Financial crimes in BD: Legal Regimes Bangladesh has a number of legal regimes in place: Foreign Exchange Regulations Act, 1947 (FERA) Income Tax Ordinance, 1984 Money Laundering Prevention Act, 2002 (MLPA) and Anti-Corruption Commission (ACC) Act, 2004
Legal regimes in preventing financial crimes: The Money Laundering Prevention Act 2002 Government has enacted Money Laundering Prevention Act in 2002. Some key points are: • Central Bank of Bangladesh, the Bangladesh Bank, can conduct investigation to any alleged crime of money laundering. • Bangladesh Bank will observe or supervise all the financial activities. • Establishment of money laundering court. • Legal seizure of property. • Freezing the property. • Punishment for violating the rule. • Government can enter into agreement with foreign country.
Infectious Disease In today’s world infectious diseases, especially AIDS, constituted a national security threat and a foreign policy challenge. Bangladesh is one of the world’s most densely populated countries. The high frequency of natural calamities in Bangladesh makes it more susceptible to pandemic outbreaks. In case of any large-scale movement of IDPs, fleeing from the affected area of the outbreak, Bangladesh will lack any strategic depth to accommodate such people internally. This situation can lead to cross border migration which can potentially lead to impasse and conflict with the India
HIV/ AIDS in Bangladesh Fact sheet • HIV/AIDS prevalence and the number of AIDS cases remain low in Bangladesh, but are on the increase in some risk groups • Overall HIV prevalence remains under 0.1 percent among the general population in Bangladesh • UNAIDS estimates that about 12,000 Bangladeshis were living with HIV at the end of 2007 • Till December 2004, only 465 cases were officially reported. • Significant underreporting of cases occurs because of the country's limited voluntary testing and counseling capacity. • UNAIDS estimates that there are 4.5 HIV positives in India, which is a grave concern for Bangladesh.

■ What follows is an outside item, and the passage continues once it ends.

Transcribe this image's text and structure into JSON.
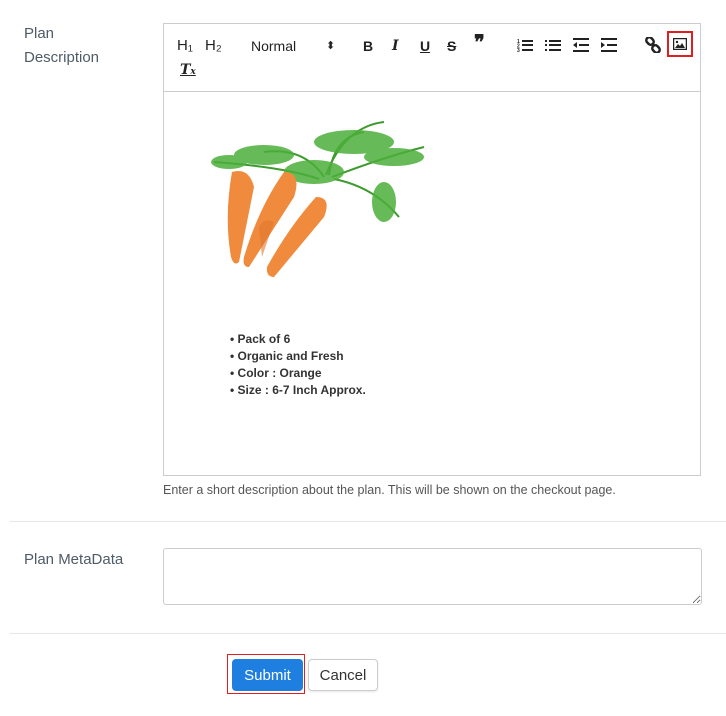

HIV/ AIDS in Bangladesh Source: UNAIDS
Transnational Criminal Organization • The process of globalisation have facilitated the development of Transnational Criminal Organisations (TCO). • TCOs have formed strategic alliances to traffic in drugs, arms, intellectual property, humans, archeological treasures and a number of other lucrative but illegal trades all over the world. • In Bangladesh, for instance, a well-organised criminal network exists that traffics women and children to India, Pakistan and the Middle East for prostitution and domestic work, while children are sent to the Middle East to become camel jockeys.